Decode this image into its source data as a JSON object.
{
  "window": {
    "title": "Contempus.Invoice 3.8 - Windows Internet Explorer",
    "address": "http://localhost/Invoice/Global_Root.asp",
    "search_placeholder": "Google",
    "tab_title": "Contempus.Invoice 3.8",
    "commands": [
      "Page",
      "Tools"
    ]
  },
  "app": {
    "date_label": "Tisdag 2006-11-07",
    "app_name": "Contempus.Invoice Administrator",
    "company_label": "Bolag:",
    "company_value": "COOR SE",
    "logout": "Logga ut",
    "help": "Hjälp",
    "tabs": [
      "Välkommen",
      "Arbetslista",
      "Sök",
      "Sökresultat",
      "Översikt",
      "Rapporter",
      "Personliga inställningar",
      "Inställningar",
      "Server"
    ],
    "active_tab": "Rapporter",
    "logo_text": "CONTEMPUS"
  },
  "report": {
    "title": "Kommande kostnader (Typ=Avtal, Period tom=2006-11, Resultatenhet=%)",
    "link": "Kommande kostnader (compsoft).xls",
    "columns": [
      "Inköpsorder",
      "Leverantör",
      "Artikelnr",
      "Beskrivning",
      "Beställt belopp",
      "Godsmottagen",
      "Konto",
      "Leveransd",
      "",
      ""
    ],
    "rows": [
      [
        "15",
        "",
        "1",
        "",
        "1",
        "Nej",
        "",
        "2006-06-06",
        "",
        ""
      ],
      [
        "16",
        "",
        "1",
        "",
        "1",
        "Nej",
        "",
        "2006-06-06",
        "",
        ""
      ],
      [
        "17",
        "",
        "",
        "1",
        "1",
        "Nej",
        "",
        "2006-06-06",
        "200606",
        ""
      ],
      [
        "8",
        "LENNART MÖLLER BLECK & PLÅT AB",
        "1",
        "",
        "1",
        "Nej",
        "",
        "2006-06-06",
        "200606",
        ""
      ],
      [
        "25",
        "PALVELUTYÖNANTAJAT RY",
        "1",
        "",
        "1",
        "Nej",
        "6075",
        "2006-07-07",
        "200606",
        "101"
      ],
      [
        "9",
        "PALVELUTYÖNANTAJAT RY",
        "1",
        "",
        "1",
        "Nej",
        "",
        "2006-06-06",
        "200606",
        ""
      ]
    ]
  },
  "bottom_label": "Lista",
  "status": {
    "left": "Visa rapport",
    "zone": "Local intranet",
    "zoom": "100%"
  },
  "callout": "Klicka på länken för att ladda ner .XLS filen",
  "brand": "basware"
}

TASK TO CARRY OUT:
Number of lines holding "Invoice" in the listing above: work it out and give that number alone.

WRITTEN SOLUTION:
4